### [Activity]
Return only those lines of the material that contain "desktop".

### [Data]
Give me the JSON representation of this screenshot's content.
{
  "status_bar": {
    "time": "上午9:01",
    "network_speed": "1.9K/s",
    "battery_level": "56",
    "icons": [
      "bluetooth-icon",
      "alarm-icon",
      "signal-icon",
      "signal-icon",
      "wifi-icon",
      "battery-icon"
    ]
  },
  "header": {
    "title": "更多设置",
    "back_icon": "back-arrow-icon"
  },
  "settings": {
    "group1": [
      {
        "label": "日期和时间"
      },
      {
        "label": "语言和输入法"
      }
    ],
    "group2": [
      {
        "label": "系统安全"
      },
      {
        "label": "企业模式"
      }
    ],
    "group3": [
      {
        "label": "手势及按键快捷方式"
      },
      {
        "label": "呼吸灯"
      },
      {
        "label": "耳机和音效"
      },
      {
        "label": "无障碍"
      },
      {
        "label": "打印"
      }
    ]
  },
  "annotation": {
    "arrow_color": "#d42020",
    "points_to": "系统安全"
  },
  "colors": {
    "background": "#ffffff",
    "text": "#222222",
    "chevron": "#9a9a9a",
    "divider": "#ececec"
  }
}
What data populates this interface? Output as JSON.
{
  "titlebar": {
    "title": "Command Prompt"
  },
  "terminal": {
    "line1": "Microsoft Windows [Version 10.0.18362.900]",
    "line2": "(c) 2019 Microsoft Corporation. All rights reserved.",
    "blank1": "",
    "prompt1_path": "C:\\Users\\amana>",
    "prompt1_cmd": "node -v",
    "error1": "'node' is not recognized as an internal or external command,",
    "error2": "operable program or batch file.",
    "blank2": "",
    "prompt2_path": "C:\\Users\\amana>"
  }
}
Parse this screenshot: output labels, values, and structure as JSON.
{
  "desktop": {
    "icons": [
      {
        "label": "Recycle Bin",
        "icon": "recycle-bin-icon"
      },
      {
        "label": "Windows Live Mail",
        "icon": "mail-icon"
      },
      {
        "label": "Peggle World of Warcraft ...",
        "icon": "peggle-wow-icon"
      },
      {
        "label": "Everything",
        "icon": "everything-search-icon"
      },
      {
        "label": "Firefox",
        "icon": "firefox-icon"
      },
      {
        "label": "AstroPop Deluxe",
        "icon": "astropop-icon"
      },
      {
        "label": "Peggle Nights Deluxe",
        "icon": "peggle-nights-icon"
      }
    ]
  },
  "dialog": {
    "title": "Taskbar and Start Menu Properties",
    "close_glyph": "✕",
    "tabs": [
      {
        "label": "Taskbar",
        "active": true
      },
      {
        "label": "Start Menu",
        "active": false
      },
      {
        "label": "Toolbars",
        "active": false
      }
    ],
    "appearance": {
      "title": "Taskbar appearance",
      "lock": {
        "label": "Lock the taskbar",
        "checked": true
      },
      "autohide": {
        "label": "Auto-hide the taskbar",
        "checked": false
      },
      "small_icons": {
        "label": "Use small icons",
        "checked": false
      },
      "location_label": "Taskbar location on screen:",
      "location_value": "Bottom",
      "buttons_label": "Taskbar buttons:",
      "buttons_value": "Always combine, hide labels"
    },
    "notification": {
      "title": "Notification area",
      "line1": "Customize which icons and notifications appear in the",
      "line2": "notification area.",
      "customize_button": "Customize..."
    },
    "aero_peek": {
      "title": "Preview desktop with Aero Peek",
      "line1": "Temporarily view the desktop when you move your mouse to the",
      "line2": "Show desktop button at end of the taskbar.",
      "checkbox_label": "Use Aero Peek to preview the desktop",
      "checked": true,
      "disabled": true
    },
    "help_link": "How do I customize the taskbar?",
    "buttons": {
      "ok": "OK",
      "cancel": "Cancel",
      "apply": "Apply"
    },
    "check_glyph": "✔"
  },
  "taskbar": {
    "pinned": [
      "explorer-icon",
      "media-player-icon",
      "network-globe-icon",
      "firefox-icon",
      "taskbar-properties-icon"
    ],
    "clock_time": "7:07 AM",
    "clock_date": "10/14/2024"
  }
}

### [Written solution]
  "desktop": {
      "title": "Preview desktop with Aero Peek",
      "line1": "Temporarily view the desktop when you move your mouse to the",
      "line2": "Show desktop button at end of the taskbar.",
      "checkbox_label": "Use Aero Peek to preview the desktop",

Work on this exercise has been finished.